Work request: All of the data below needs to be set down again, exactly as shown.

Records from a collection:
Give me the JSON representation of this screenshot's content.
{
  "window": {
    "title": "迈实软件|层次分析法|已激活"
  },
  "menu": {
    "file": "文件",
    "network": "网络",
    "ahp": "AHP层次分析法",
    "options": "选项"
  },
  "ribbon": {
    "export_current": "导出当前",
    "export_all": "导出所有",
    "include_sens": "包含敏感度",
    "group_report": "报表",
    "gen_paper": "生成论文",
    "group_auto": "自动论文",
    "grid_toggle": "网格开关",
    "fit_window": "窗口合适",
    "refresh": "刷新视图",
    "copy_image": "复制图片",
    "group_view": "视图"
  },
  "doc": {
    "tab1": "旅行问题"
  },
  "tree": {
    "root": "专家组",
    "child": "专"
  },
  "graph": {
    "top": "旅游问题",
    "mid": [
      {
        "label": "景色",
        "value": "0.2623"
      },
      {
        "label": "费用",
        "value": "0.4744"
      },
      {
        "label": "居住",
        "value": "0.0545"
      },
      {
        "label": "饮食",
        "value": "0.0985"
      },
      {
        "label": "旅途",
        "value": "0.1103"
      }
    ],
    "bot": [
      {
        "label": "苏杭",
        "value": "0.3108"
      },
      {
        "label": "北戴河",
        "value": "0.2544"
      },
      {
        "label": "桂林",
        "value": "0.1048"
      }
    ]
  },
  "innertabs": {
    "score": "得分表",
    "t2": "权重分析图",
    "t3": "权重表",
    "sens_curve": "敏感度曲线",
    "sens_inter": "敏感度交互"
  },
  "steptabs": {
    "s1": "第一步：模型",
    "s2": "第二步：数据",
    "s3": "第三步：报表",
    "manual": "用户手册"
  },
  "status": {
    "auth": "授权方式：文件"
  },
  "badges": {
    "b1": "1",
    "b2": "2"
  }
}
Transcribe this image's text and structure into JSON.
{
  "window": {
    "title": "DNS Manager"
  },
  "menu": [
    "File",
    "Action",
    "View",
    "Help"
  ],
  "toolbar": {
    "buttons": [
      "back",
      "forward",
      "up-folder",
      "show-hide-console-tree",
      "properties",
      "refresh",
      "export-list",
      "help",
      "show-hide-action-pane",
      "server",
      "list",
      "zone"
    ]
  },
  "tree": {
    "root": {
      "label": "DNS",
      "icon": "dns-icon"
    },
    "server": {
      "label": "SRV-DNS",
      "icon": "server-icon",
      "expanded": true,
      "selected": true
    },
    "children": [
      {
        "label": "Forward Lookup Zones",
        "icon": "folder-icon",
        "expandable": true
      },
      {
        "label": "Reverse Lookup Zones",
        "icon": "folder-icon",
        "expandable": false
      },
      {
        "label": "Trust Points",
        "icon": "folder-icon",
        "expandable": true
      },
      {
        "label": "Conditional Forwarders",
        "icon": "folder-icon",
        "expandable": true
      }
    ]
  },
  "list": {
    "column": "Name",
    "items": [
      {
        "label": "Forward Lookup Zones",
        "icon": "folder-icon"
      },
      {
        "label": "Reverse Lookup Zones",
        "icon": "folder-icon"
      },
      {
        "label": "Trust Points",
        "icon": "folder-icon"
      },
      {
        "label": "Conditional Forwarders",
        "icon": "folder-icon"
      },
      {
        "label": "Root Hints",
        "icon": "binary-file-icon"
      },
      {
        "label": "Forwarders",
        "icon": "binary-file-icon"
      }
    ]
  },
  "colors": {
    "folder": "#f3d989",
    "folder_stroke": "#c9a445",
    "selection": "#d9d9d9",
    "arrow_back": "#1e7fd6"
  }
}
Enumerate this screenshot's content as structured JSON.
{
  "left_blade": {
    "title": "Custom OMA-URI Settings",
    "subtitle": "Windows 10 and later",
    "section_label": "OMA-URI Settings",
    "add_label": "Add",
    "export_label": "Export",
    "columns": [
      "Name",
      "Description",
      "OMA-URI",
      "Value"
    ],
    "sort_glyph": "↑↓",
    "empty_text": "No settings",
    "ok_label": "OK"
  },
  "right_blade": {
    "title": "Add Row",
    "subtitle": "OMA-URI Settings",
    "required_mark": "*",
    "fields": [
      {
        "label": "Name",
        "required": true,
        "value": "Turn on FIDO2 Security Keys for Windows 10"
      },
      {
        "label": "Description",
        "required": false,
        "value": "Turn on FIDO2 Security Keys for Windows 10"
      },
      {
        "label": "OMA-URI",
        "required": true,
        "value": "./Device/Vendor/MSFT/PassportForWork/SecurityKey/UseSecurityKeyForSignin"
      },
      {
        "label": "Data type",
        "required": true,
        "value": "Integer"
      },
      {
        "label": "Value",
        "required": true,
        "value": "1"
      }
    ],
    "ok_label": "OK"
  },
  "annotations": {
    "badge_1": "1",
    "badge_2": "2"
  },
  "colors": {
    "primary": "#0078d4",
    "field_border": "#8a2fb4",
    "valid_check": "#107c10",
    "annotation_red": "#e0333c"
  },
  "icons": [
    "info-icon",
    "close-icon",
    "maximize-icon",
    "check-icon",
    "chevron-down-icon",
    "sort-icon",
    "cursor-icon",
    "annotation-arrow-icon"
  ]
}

Task answer:
Give me the JSON representation of this screenshot's content.
{
  "window": {
    "title": "迈实软件|层次分析法|已激活"
  },
  "menu": {
    "file": "文件",
    "network": "网络",
    "ahp": "AHP层次分析法",
    "options": "选项"
  },
  "ribbon": {
    "export_current": "导出当前",
    "export_all": "导出所有",
    "include_sens": "包含敏感度",
    "group_report": "报表",
    "gen_paper": "生成论文",
    "group_auto": "自动论文",
    "grid_toggle": "网格开关",
    "fit_window": "窗口合适",
    "refresh": "刷新视图",
    "copy_image": "复制图片",
    "group_view": "视图"
  },
  "doc": {
    "tab1": "旅行问题"
  },
  "tree": {
    "root": "专家组",
    "child": "专"
  },
  "graph": {
    "top": "旅游问题",
    "mid": [
      {
        "label": "景色",
        "value": "0.2623"
      },
      {
        "label": "费用",
        "value": "0.4744"
      },
      {
        "label": "居住",
        "value": "0.0545"
      },
      {
        "label": "饮食",
        "value": "0.0985"
      },
      {
        "label": "旅途",
        "value": "0.1103"
      }
    ],
    "bot": [
      {
        "label": "苏杭",
        "value": "0.3108"
      },
      {
        "label": "北戴河",
        "value": "0.2544"
      },
      {
        "label": "桂林",
        "value": "0.1048"
      }
    ]
  },
  "innertabs": {
    "score": "得分表",
    "t2": "权重分析图",
    "t3": "权重表",
    "sens_curve": "敏感度曲线",
    "sens_inter": "敏感度交互"
  },
  "steptabs": {
    "s1": "第一步：模型",
    "s2": "第二步：数据",
    "s3": "第三步：报表",
    "manual": "用户手册"
  },
  "status": {
    "auth": "授权方式：文件"
  },
  "badges": {
    "b1": "1",
    "b2": "2"
  }
}
Transcribe this image's text and structure into JSON.
{
  "window": {
    "title": "DNS Manager"
  },
  "menu": [
    "File",
    "Action",
    "View",
    "Help"
  ],
  "toolbar": {
    "buttons": [
      "back",
      "forward",
      "up-folder",
      "show-hide-console-tree",
      "properties",
      "refresh",
      "export-list",
      "help",
      "show-hide-action-pane",
      "server",
      "list",
      "zone"
    ]
  },
  "tree": {
    "root": {
      "label": "DNS",
      "icon": "dns-icon"
    },
    "server": {
      "label": "SRV-DNS",
      "icon": "server-icon",
      "expanded": true,
      "selected": true
    },
    "children": [
      {
        "label": "Forward Lookup Zones",
        "icon": "folder-icon",
        "expandable": true
      },
      {
        "label": "Reverse Lookup Zones",
        "icon": "folder-icon",
        "expandable": false
      },
      {
        "label": "Trust Points",
        "icon": "folder-icon",
        "expandable": true
      },
      {
        "label": "Conditional Forwarders",
        "icon": "folder-icon",
        "expandable": true
      }
    ]
  },
  "list": {
    "column": "Name",
    "items": [
      {
        "label": "Forward Lookup Zones",
        "icon": "folder-icon"
      },
      {
        "label": "Reverse Lookup Zones",
        "icon": "folder-icon"
      },
      {
        "label": "Trust Points",
        "icon": "folder-icon"
      },
      {
        "label": "Conditional Forwarders",
        "icon": "folder-icon"
      },
      {
        "label": "Root Hints",
        "icon": "binary-file-icon"
      },
      {
        "label": "Forwarders",
        "icon": "binary-file-icon"
      }
    ]
  },
  "colors": {
    "folder": "#f3d989",
    "folder_stroke": "#c9a445",
    "selection": "#d9d9d9",
    "arrow_back": "#1e7fd6"
  }
}
Enumerate this screenshot's content as structured JSON.
{
  "left_blade": {
    "title": "Custom OMA-URI Settings",
    "subtitle": "Windows 10 and later",
    "section_label": "OMA-URI Settings",
    "add_label": "Add",
    "export_label": "Export",
    "columns": [
      "Name",
      "Description",
      "OMA-URI",
      "Value"
    ],
    "sort_glyph": "↑↓",
    "empty_text": "No settings",
    "ok_label": "OK"
  },
  "right_blade": {
    "title": "Add Row",
    "subtitle": "OMA-URI Settings",
    "required_mark": "*",
    "fields": [
      {
        "label": "Name",
        "required": true,
        "value": "Turn on FIDO2 Security Keys for Windows 10"
      },
      {
        "label": "Description",
        "required": false,
        "value": "Turn on FIDO2 Security Keys for Windows 10"
      },
      {
        "label": "OMA-URI",
        "required": true,
        "value": "./Device/Vendor/MSFT/PassportForWork/SecurityKey/UseSecurityKeyForSignin"
      },
      {
        "label": "Data type",
        "required": true,
        "value": "Integer"
      },
      {
        "label": "Value",
        "required": true,
        "value": "1"
      }
    ],
    "ok_label": "OK"
  },
  "annotations": {
    "badge_1": "1",
    "badge_2": "2"
  },
  "colors": {
    "primary": "#0078d4",
    "field_border": "#8a2fb4",
    "valid_check": "#107c10",
    "annotation_red": "#e0333c"
  },
  "icons": [
    "info-icon",
    "close-icon",
    "maximize-icon",
    "check-icon",
    "chevron-down-icon",
    "sort-icon",
    "cursor-icon",
    "annotation-arrow-icon"
  ]
}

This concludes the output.